Gentle memories of the past are evoked by the sight of maidenhair fern. It may be that a comparison of the lightness and lacy delicacy of the embroidery and the fern is all that's intended, and that would be quite enough.
It happens, though, that embroidering ferns and native plants was a popular evening pastime for women during the era between the turn of the 20th century and WW2. Young women made tablecloths, napkins and other household items in anticipation of marriage and having their own home. What were this grandmother's dreams when she was a young woman in an era so different from today's world? Did she later talk to her grandson about the fern motif in her embroidery, thus demonstrating that her inspiration came from the forms of nature?
Whitman is also capable of very dark, risky humour layered with its opposite, the tragic:
for my birthday
the final solution
I'm sure everyone will recognize the loaded phrase here, indelibly associated with Hitler's extermination policy in Nazi Germany. A comical take on someone's idea of a solution to the problem of a birthday gift for 'the man who has everything' suddenly deepens into an evocation of the terrible deaths of so many in Hitler's concentration camps. A joking, exaggerated intimation that family must want rid of him to make such a suggestion collapses into contemplation of the tragic historical horror. A birthday becomes a reminder that death will come soon enough without deliberately risking life in extreme sports, but instantly extends beyond the personal. "No man is an island/ Entire of itself." (2)

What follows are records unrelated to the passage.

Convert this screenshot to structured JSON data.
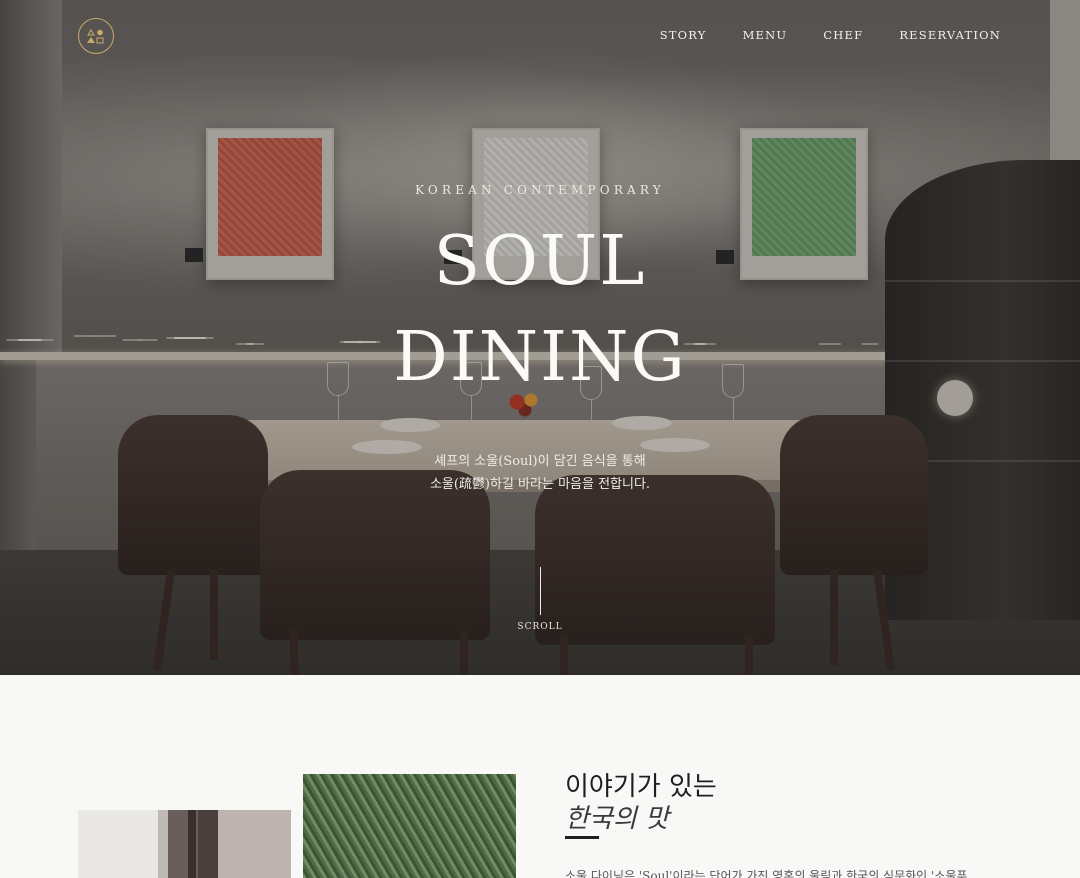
{
  "brand": {
    "logo_name": "soul-dining-logo",
    "accent_color": "#c9a96a"
  },
  "nav": {
    "items": [
      {
        "label": "STORY"
      },
      {
        "label": "MENU"
      },
      {
        "label": "CHEF"
      },
      {
        "label": "RESERVATION"
      }
    ]
  },
  "hero": {
    "eyebrow": "KOREAN CONTEMPORARY",
    "title_line1": "SOUL",
    "title_line2": "DINING",
    "tagline_line1": "셰프의 소울(Soul)이 담긴 음식을 통해",
    "tagline_line2": "소울(疏鬱)하길 바라는 마음을 전합니다.",
    "scroll_label": "SCROLL"
  },
  "story": {
    "heading_line1": "이야기가 있는",
    "heading_line2": "한국의 맛",
    "body": "소울 다이닝은 'Soul'이라는 단어가 가진 영혼의 울림과 한국의 식문화인 '소울푸"
  }
}
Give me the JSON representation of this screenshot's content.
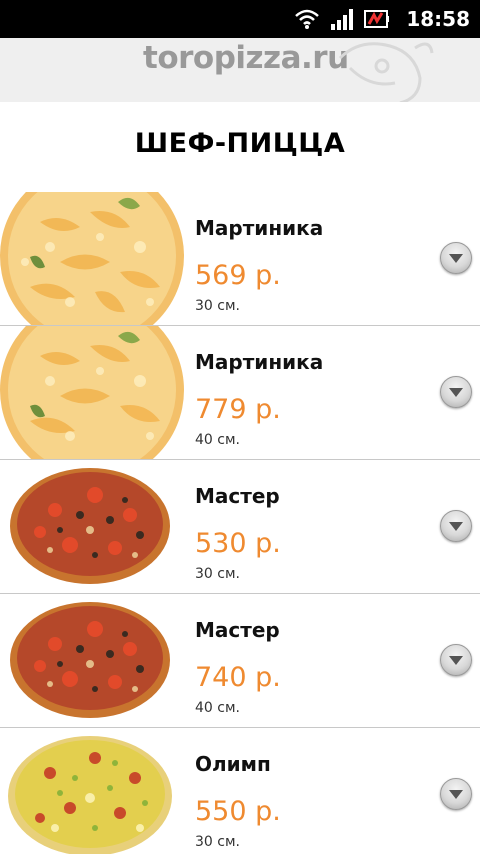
{
  "status_bar": {
    "time": "18:58",
    "icons": [
      "wifi-icon",
      "signal-icon",
      "battery-icon"
    ]
  },
  "header": {
    "logo_text": "toropizza.ru"
  },
  "page": {
    "title": "ШЕФ-ПИЦЦА"
  },
  "items": [
    {
      "name": "Мартиника",
      "price": "569 р.",
      "size": "30 см.",
      "pizza_style": "martinika",
      "icon": "chevron-down-icon"
    },
    {
      "name": "Мартиника",
      "price": "779 р.",
      "size": "40 см.",
      "pizza_style": "martinika",
      "icon": "chevron-down-icon"
    },
    {
      "name": "Мастер",
      "price": "530 р.",
      "size": "30 см.",
      "pizza_style": "master",
      "icon": "chevron-down-icon"
    },
    {
      "name": "Мастер",
      "price": "740 р.",
      "size": "40 см.",
      "pizza_style": "master",
      "icon": "chevron-down-icon"
    },
    {
      "name": "Олимп",
      "price": "550 р.",
      "size": "30 см.",
      "pizza_style": "olimp",
      "icon": "chevron-down-icon"
    }
  ],
  "colors": {
    "price": "#ef8a30",
    "status_bar": "#000000",
    "header_bg": "#efefef",
    "logo": "#999999"
  }
}
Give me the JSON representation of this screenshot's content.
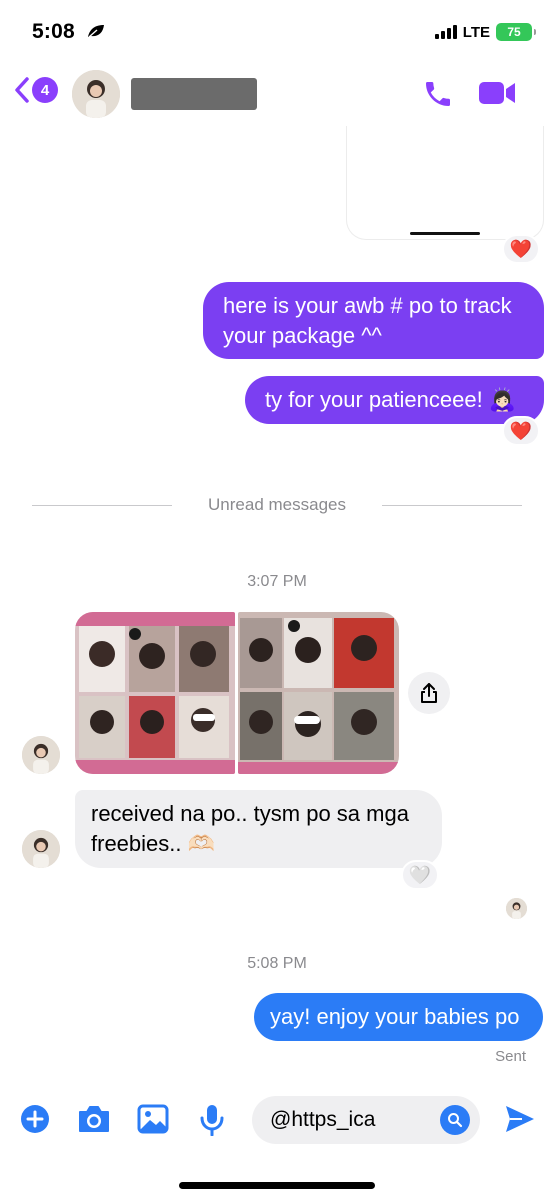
{
  "status_bar": {
    "time": "5:08",
    "network": "LTE",
    "battery": "75"
  },
  "header": {
    "back_count": "4"
  },
  "messages": {
    "outgoing_1": "here is your awb # po to track your package ^^",
    "outgoing_2": "ty for your patienceee! 🙇🏻‍♀️",
    "reaction_heart": "❤️",
    "reaction_white_heart": "🤍",
    "unread_divider": "Unread messages",
    "timestamp_1": "3:07 PM",
    "incoming_1": "received na po.. tysm po sa mga freebies.. 🫶🏻",
    "timestamp_2": "5:08 PM",
    "outgoing_3": "yay! enjoy your babies po",
    "sent_label": "Sent"
  },
  "composer": {
    "input_value": "@https_ica"
  },
  "colors": {
    "accent_purple": "#8a3ffc",
    "bubble_purple": "#7b3ff2",
    "bubble_blue": "#2b7cf6",
    "incoming_gray": "#efeff1",
    "battery_green": "#34c759"
  },
  "icons": {
    "back": "chevron-left-icon",
    "call": "phone-icon",
    "video": "video-camera-icon",
    "share": "share-icon",
    "add": "plus-circle-icon",
    "camera": "camera-icon",
    "gallery": "image-icon",
    "mic": "microphone-icon",
    "search": "search-icon",
    "send": "send-icon"
  }
}
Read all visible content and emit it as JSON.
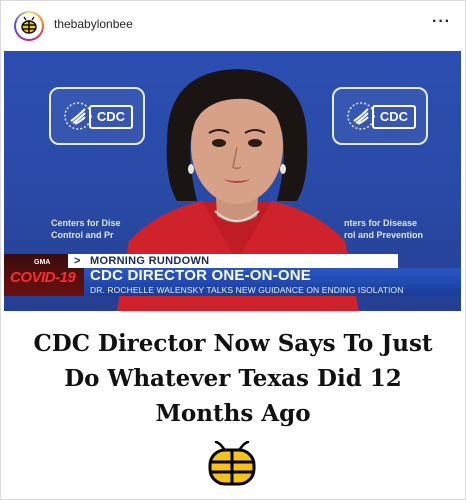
{
  "post": {
    "username": "thebabylonbee",
    "more_icon": "more-horizontal-icon"
  },
  "photo": {
    "cdc_logo_text": "CDC",
    "caption_left_line1": "Centers for Dise",
    "caption_left_line2": "Control and Pr",
    "caption_right_line1": "nters for Disease",
    "caption_right_line2": "rol and Prevention",
    "lower_third": {
      "network": "GMA",
      "tag": "COVID-19",
      "segment": "MORNING RUNDOWN",
      "headline": "CDC DIRECTOR ONE-ON-ONE",
      "subheadline": "DR. ROCHELLE WALENSKY TALKS NEW GUIDANCE ON ENDING ISOLATION"
    }
  },
  "headline": "CDC Director Now Says To Just Do Whatever Texas Did 12 Months Ago",
  "colors": {
    "backdrop_blue": "#2b4fb1",
    "lower_third_blue": "#1b3c9a",
    "covid_red": "#ff2b2b",
    "bee_yellow": "#f4c21b"
  }
}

"The reader gets the last word", Whitman writes in his introduction to the final section of Blyth's Spirit. I leave the last comment to another reader, Jerry Ball, a true gentleman whom I had the pleasure and privilege of walking and talking with when he visited Australia for the 4th Pacific Rim conference.
a yowling stray
the saucer of milk
"I've selected it for its simplicity. Nothing spectacular, just a brief statement of the situation. … No need for written explanation, the statement of fact is affect enough. No need for metaphor. Yet there is a trope, a turning. The saucer of milk is 'iced over'." – Jerry Ball, from Blyth's Spirit
There was a lot to fit in this chapbook: the author's introduction, a dedication page, a general introductory page on the seasons and a further introductory/ author's commentary page for each of the seven sections, along with the poems and photographs. The result is that the haiku, printed six to a page, are rather crowded. Even given the tight fit, more thought could've been given to layout and a way found to allow each of the haiku a bit more white space instead of having them all left aligned in single file down the page.
1. 'She dwelt among the untrodden ways' – William Wordsworth
2. 'For Whom the Bell Tolls' – John Donne
Neal Whitman and his wife, Elaine, a photographer, serve as docents at the Robinson Jeffers' Tor House in Carmel, California, USA.
He is a member of the Yuki Teikei Haiku Society, Haiku Poets of Northern California and the Haiku Society of America. He teaches a free workshop: "Haiku for Everyone, for Anyone."
Combining Elaine's images and Neal's haiku, they work together to find resonance between the visual and literary arts.